"I'd like to see you keep up with laundry with two crying kids at your feet all day!" after a completely innocent, "I'm out of clean socks." (insert haughty tone here)
(Um... did I mention that he was COMPLETELY innocent and only making a statement? He regularly helps me with the laundry without being asked.)

Needless to say, my pity parties are even starting to get on MY nerves! Seriously, I don't know what I try to accomplish with them. It doesn't make me feel better and it certainly doesn't do much to strengthen the bond between Matt and I that I claim holds such importance.
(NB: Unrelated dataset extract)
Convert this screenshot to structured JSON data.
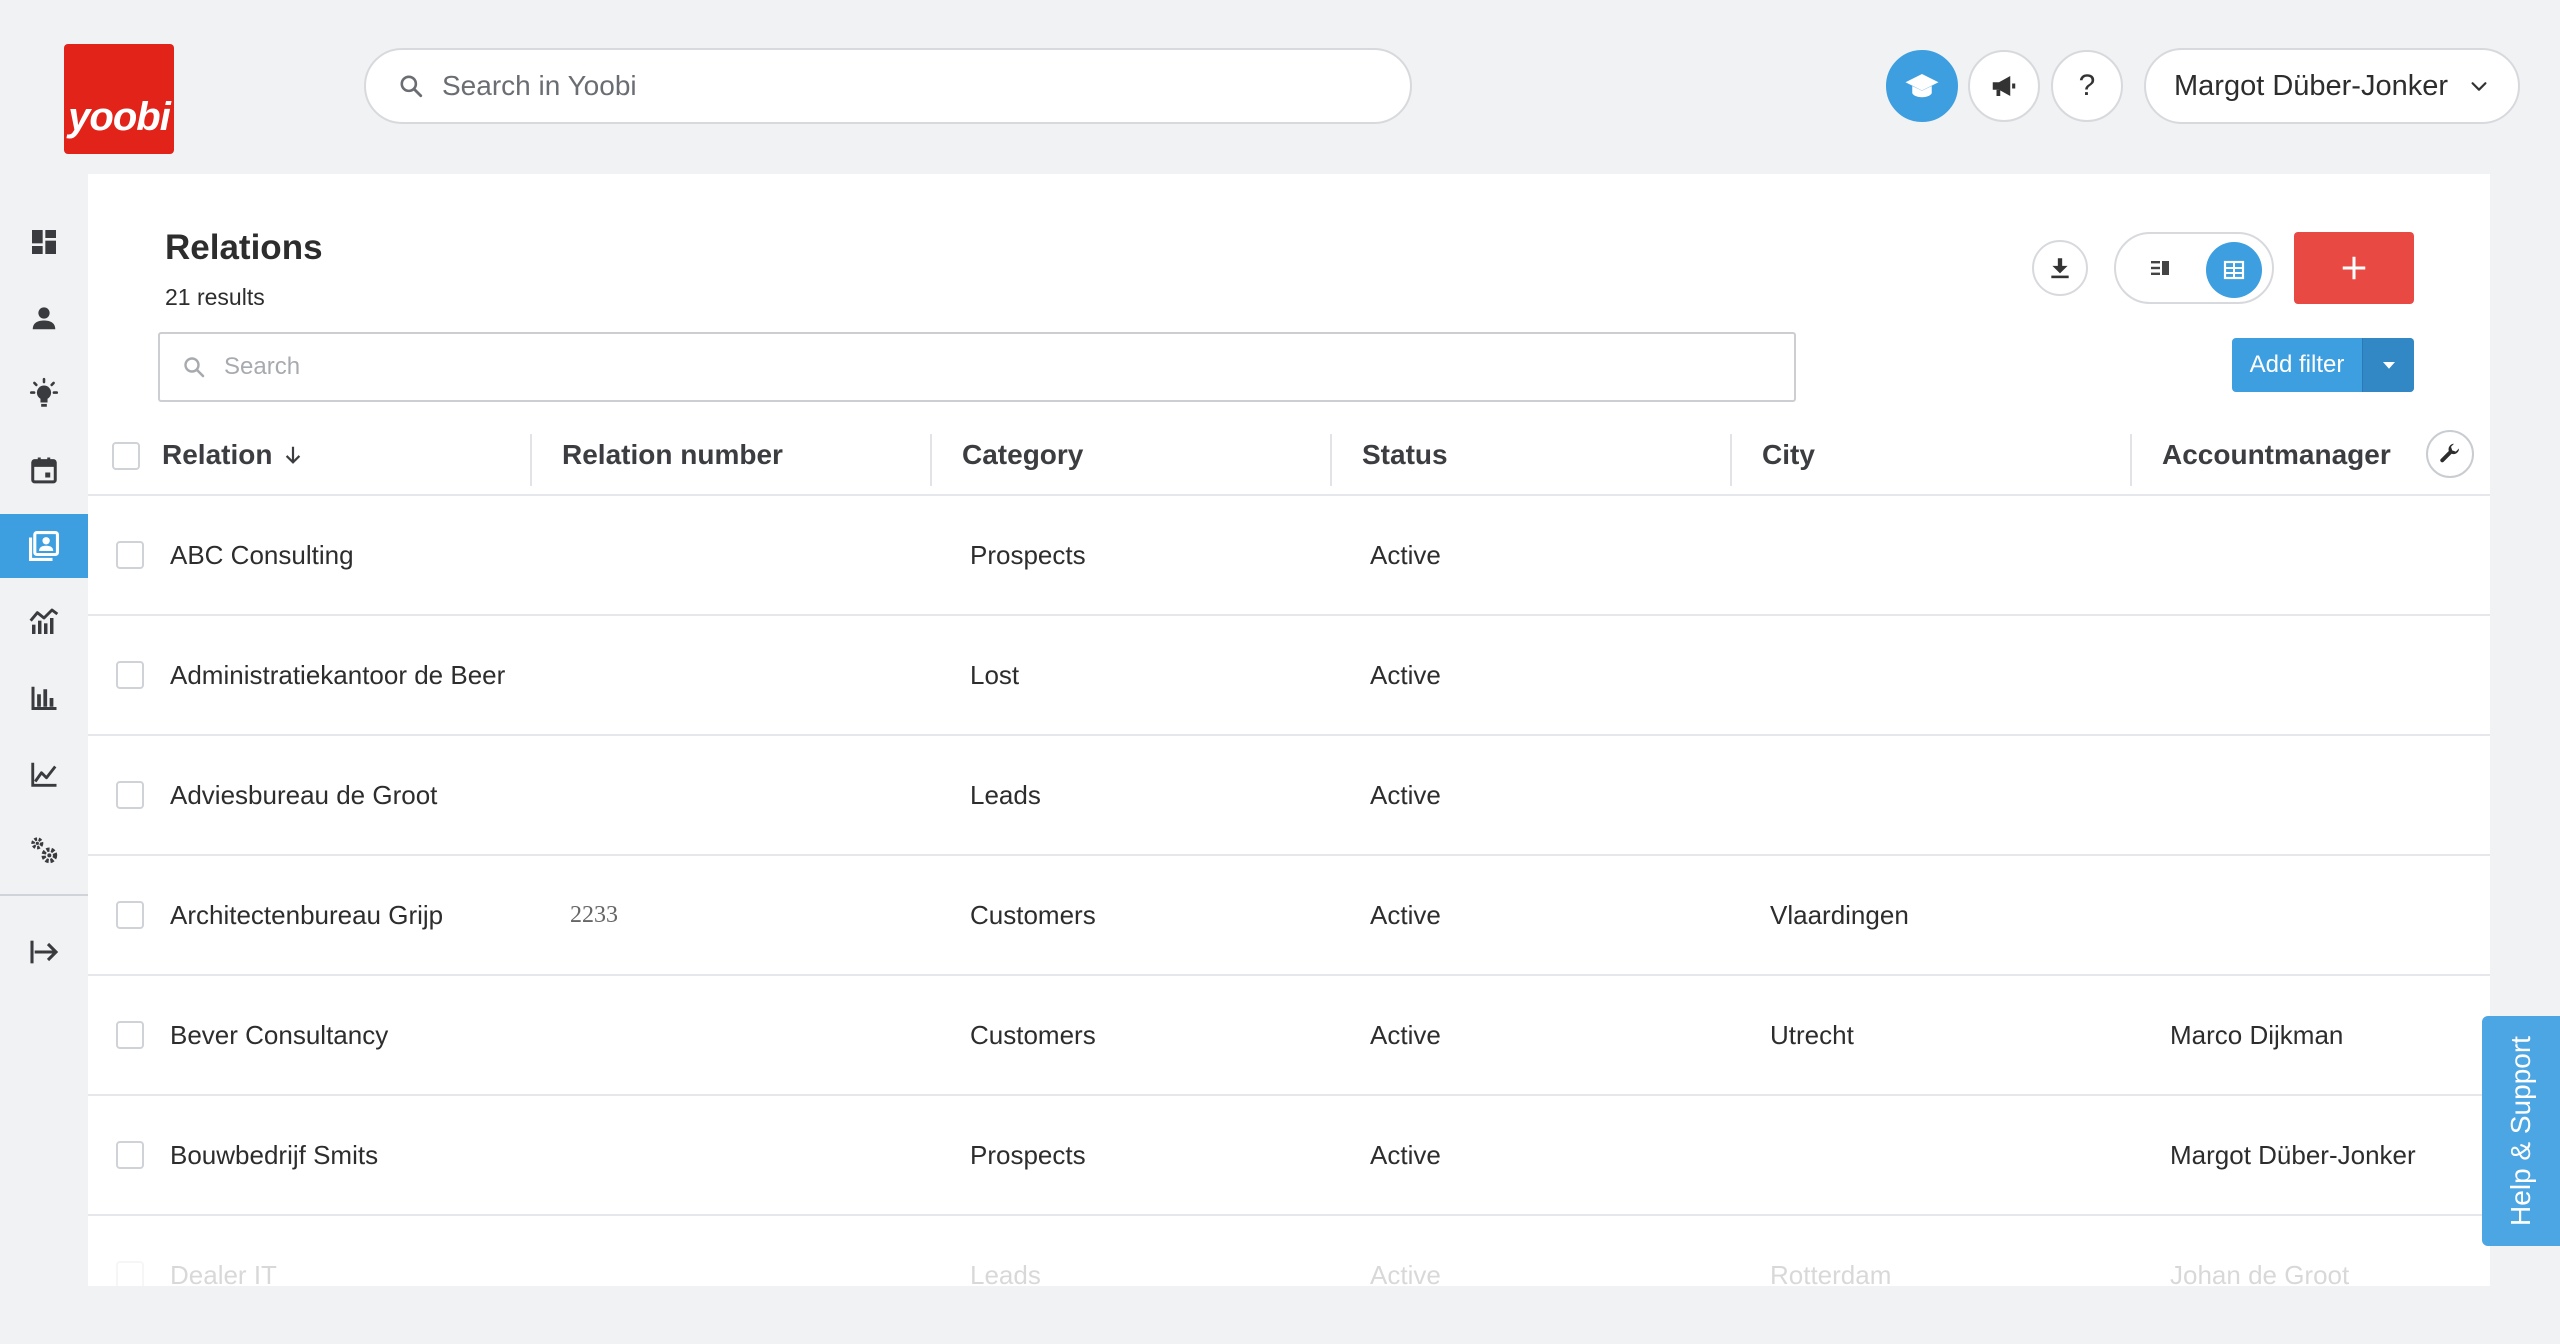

I've been working on having a better attitude about life the last few weeks. I've been sending Matt short e-mails about exciting, cute or funny things the boys do. That way, it's harder for me to convince him when he gets home how horrible my day was. :) The interesting thing is, that while I tell him these little stories, it makes me excited to look for another fun thing to tell him. I enjoy my day more! I also send him a quick e-mail when a day starts getting rough and ask for prayer. It's nice to know that he's going to my Father for me throughout the day and helps me feel like I have a partner helping from afar rather than going it alone all day.

Contentment is a major issue for me. I'm always thinking I'll be happy when (fill in the blank - the baby's born, Isaac can tell me what he needs, I'm done nursing, Friday gets here, I can fit back into my clothes, etc., etc., etc.) So, my resolve has been simple. "This is the day the Lord has made, let us rejoice and be glad in it." (Ps. 118:24) I like the song by FFH that says "Say hey, it's a good day, even if things aren't going my way. Jesus is Lord and I am saved, so, say hey, it's a good day." So true. Puts things in perspective for me. Toddlers and babies might be a lot of work, but who cares? I'm saved! I know it's not always that easy. Sometimes there are difficulties in life that instill agony and grief, but taking care of my two little boys is not one of them. In fact, it's a blessing!

My goal: Instead of having a pity party every time things don't go smoothly and posting a pitiful status on Facebook, I'm going to try and have a good attitude. I want to have an impact on the Kingdom, starting with my kids who see my every grumpy, whiny move I make. I'd like to show them what the power of Christ in me can do and pray that by having a good attitude in less that ideal situations they will know first hand that he's more than just a story, but a living God who changes lives. So, next time you talk to me and hear me being negative, I give you permission to say, "Would you like a little cheese with that whine?"